▶ Exercise instructions
Repeat the listing below verbatim, without its images.

▶ Provided information

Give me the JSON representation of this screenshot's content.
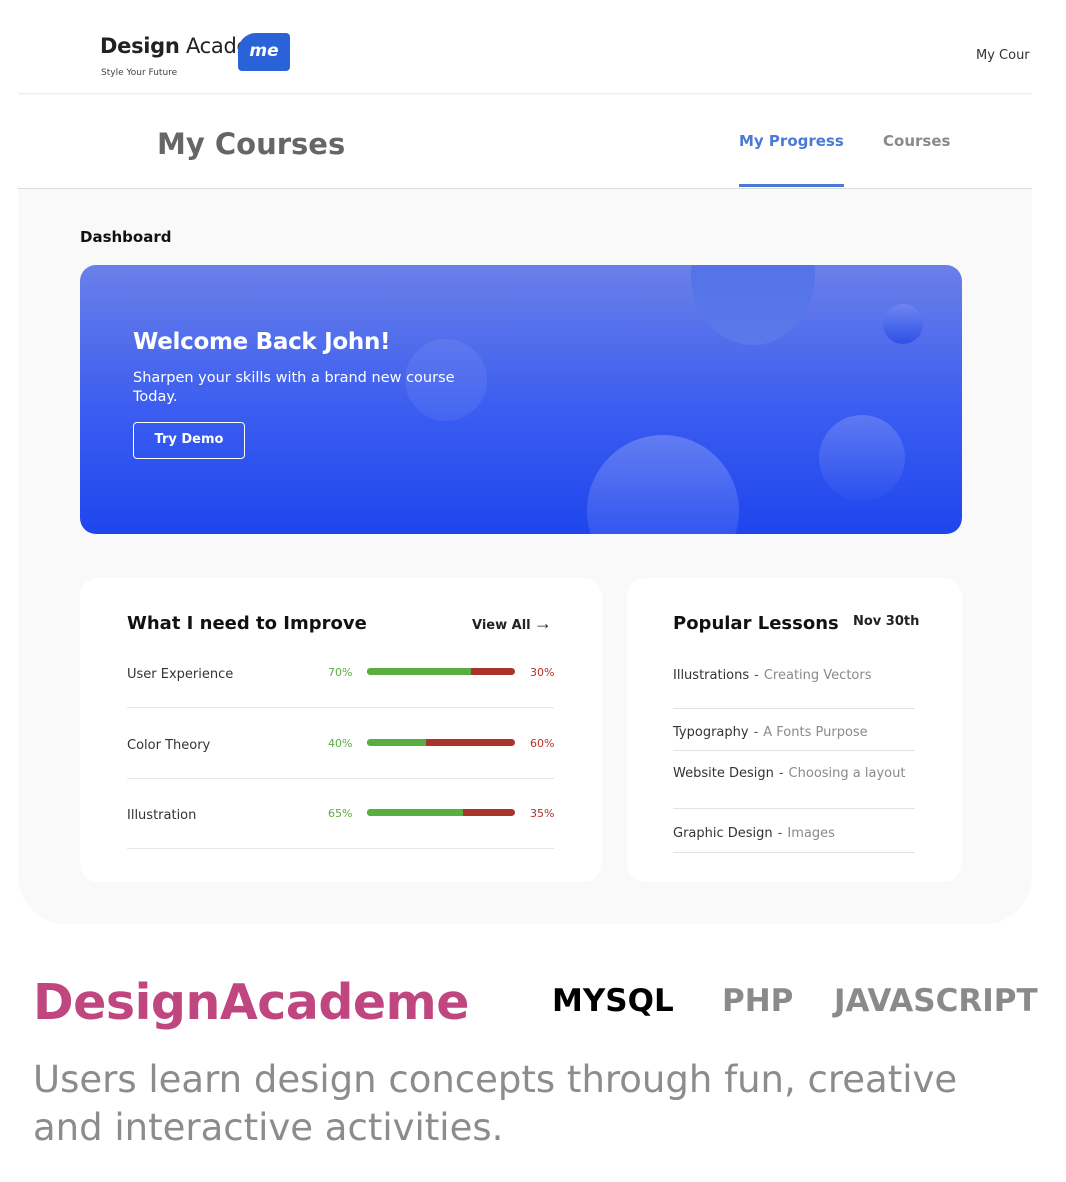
{
  "app": {
    "logo": {
      "text_bold": "Design",
      "text_light": "Acade",
      "badge": "me",
      "tagline": "Style Your Future"
    },
    "top_nav_item": "My Cour"
  },
  "subheader": {
    "title": "My Courses",
    "tabs": [
      {
        "label": "My Progress",
        "active": true
      },
      {
        "label": "Courses",
        "active": false
      }
    ]
  },
  "dashboard": {
    "label": "Dashboard",
    "hero": {
      "title": "Welcome Back John!",
      "subtitle": "Sharpen your skills with a brand new course Today.",
      "button": "Try Demo"
    },
    "improve": {
      "title": "What I need to Improve",
      "view_all": "View All",
      "arrow": "→",
      "items": [
        {
          "label": "User Experience",
          "good": "70%",
          "bad": "30%",
          "good_fraction": 0.7
        },
        {
          "label": "Color Theory",
          "good": "40%",
          "bad": "60%",
          "good_fraction": 0.4
        },
        {
          "label": "Illustration",
          "good": "65%",
          "bad": "35%",
          "good_fraction": 0.65
        }
      ]
    },
    "popular": {
      "title": "Popular Lessons",
      "date": "Nov 30th",
      "separator": "-",
      "lessons": [
        {
          "name": "Illustrations",
          "topic": "Creating Vectors"
        },
        {
          "name": "Typography",
          "topic": "A Fonts Purpose"
        },
        {
          "name": "Website Design",
          "topic": "Choosing a layout"
        },
        {
          "name": "Graphic Design",
          "topic": "Images"
        }
      ]
    }
  },
  "project": {
    "name": "DesignAcademe",
    "tech": [
      "MYSQL",
      "PHP",
      "JAVASCRIPT"
    ],
    "description": "Users learn design concepts through fun, creative and interactive activities."
  },
  "colors": {
    "accent": "#4a7ad8",
    "hero_blue": "#1f46ee",
    "progress_good": "#5aad3f",
    "progress_bad": "#a8342c",
    "project_name": "#c0467f"
  }
}
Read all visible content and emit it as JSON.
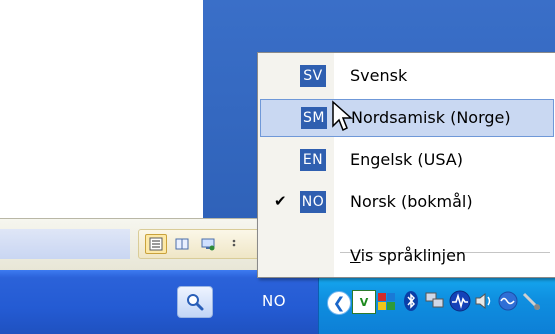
{
  "menu": {
    "items": [
      {
        "code": "SV",
        "label": "Svensk",
        "highlighted": false,
        "checked": false
      },
      {
        "code": "SM",
        "label": "Nordsamisk (Norge)",
        "highlighted": true,
        "checked": false
      },
      {
        "code": "EN",
        "label": "Engelsk (USA)",
        "highlighted": false,
        "checked": false
      },
      {
        "code": "NO",
        "label": "Norsk (bokmål)",
        "highlighted": false,
        "checked": true
      }
    ],
    "show_langbar": {
      "access_key": "V",
      "rest": "is språklinjen"
    }
  },
  "taskbar": {
    "language_indicator": "NO",
    "tray_text_icon": "V"
  },
  "colors": {
    "menu_highlight": "#c9d8f2",
    "lang_code_bg": "#2f5fb0",
    "taskbar_blue": "#245bd3",
    "tray_blue": "#0f8fe0"
  },
  "icons": {
    "search": "search-icon",
    "tray_expand": "chevron-left-icon",
    "bluetooth": "bluetooth-icon",
    "network": "network-icon",
    "volume": "volume-icon"
  }
}
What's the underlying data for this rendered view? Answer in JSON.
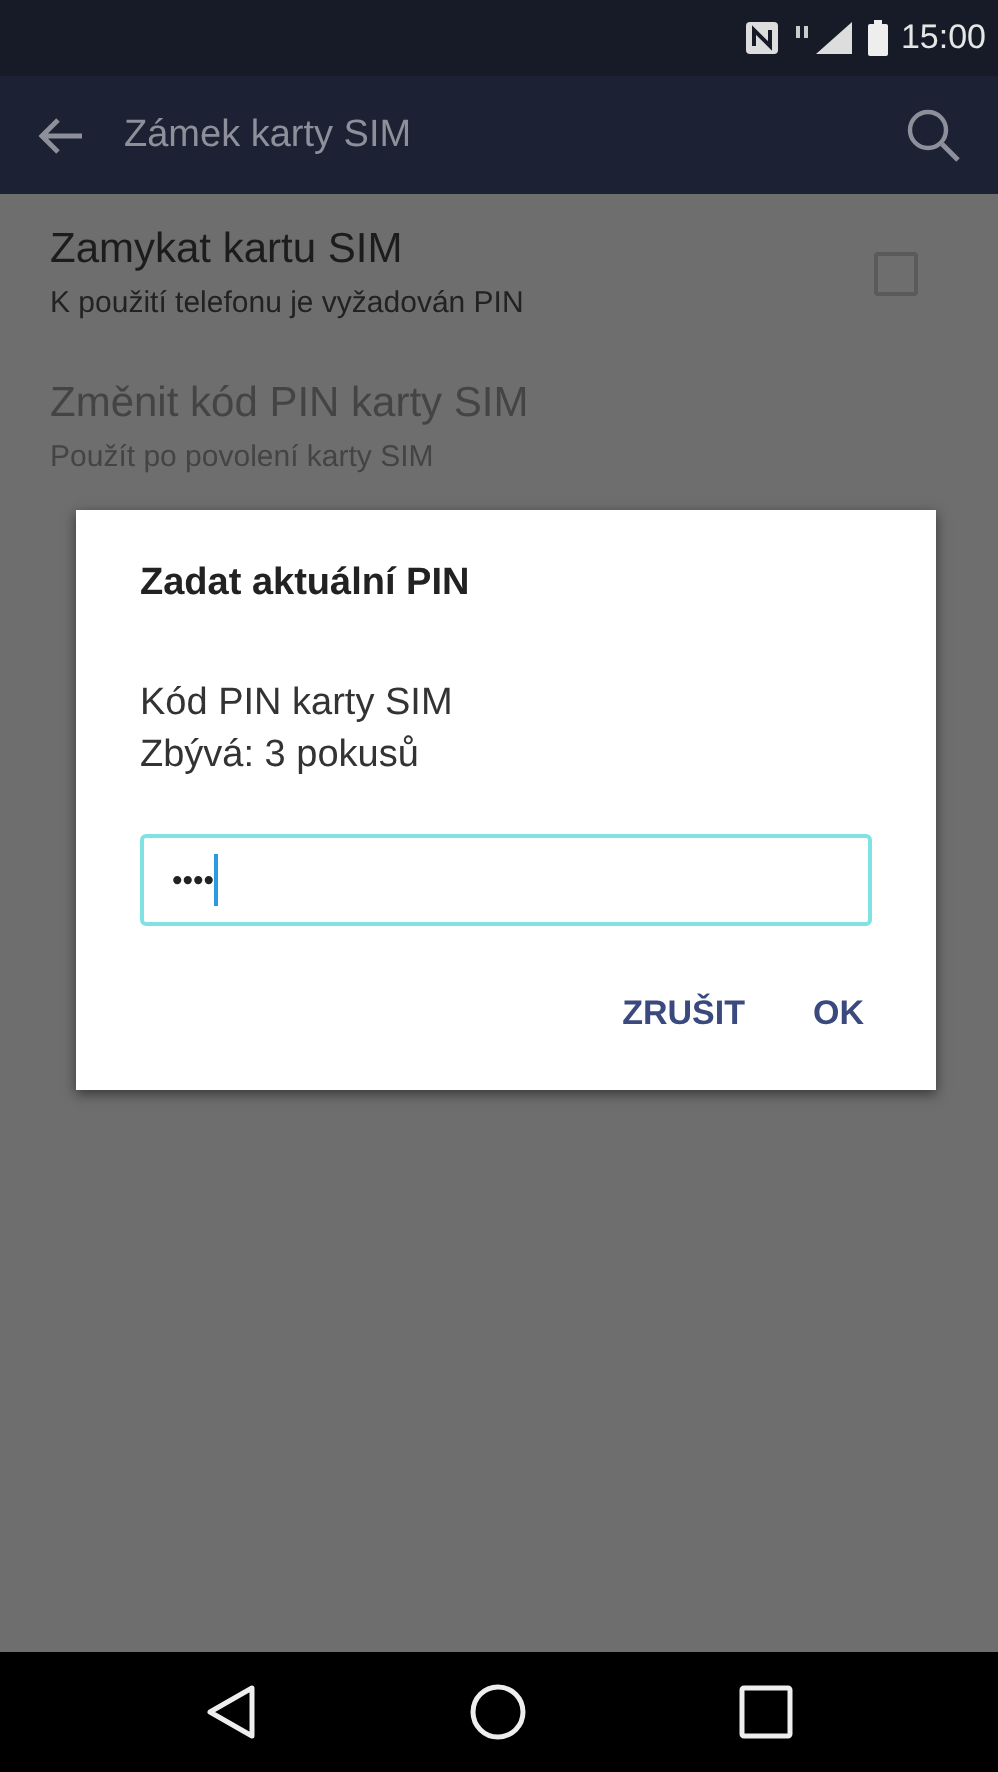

▶ Task response
Give me the JSON representation of this screenshot's content.
{
  "app": {
    "logo": {
      "text_bold": "Design",
      "text_light": "Acade",
      "badge": "me",
      "tagline": "Style Your Future"
    },
    "top_nav_item": "My Cour"
  },
  "subheader": {
    "title": "My Courses",
    "tabs": [
      {
        "label": "My Progress",
        "active": true
      },
      {
        "label": "Courses",
        "active": false
      }
    ]
  },
  "dashboard": {
    "label": "Dashboard",
    "hero": {
      "title": "Welcome Back John!",
      "subtitle": "Sharpen your skills with a brand new course Today.",
      "button": "Try Demo"
    },
    "improve": {
      "title": "What I need to Improve",
      "view_all": "View All",
      "arrow": "→",
      "items": [
        {
          "label": "User Experience",
          "good": "70%",
          "bad": "30%",
          "good_fraction": 0.7
        },
        {
          "label": "Color Theory",
          "good": "40%",
          "bad": "60%",
          "good_fraction": 0.4
        },
        {
          "label": "Illustration",
          "good": "65%",
          "bad": "35%",
          "good_fraction": 0.65
        }
      ]
    },
    "popular": {
      "title": "Popular Lessons",
      "date": "Nov 30th",
      "separator": "-",
      "lessons": [
        {
          "name": "Illustrations",
          "topic": "Creating Vectors"
        },
        {
          "name": "Typography",
          "topic": "A Fonts Purpose"
        },
        {
          "name": "Website Design",
          "topic": "Choosing a layout"
        },
        {
          "name": "Graphic Design",
          "topic": "Images"
        }
      ]
    }
  },
  "project": {
    "name": "DesignAcademe",
    "tech": [
      "MYSQL",
      "PHP",
      "JAVASCRIPT"
    ],
    "description": "Users learn design concepts through fun, creative and interactive activities."
  },
  "colors": {
    "accent": "#4a7ad8",
    "hero_blue": "#1f46ee",
    "progress_good": "#5aad3f",
    "progress_bad": "#a8342c",
    "project_name": "#c0467f"
  }
}
Read all visible content and emit it as JSON.
{
  "menu": {
    "items": [
      {
        "code": "SV",
        "label": "Svensk",
        "highlighted": false,
        "checked": false
      },
      {
        "code": "SM",
        "label": "Nordsamisk (Norge)",
        "highlighted": true,
        "checked": false
      },
      {
        "code": "EN",
        "label": "Engelsk (USA)",
        "highlighted": false,
        "checked": false
      },
      {
        "code": "NO",
        "label": "Norsk (bokmål)",
        "highlighted": false,
        "checked": true
      }
    ],
    "show_langbar": {
      "access_key": "V",
      "rest": "is språklinjen"
    }
  },
  "taskbar": {
    "language_indicator": "NO",
    "tray_text_icon": "V"
  },
  "colors": {
    "menu_highlight": "#c9d8f2",
    "lang_code_bg": "#2f5fb0",
    "taskbar_blue": "#245bd3",
    "tray_blue": "#0f8fe0"
  },
  "icons": {
    "search": "search-icon",
    "tray_expand": "chevron-left-icon",
    "bluetooth": "bluetooth-icon",
    "network": "network-icon",
    "volume": "volume-icon"
  }
}
What's the underlying data for this rendered view? Answer in JSON.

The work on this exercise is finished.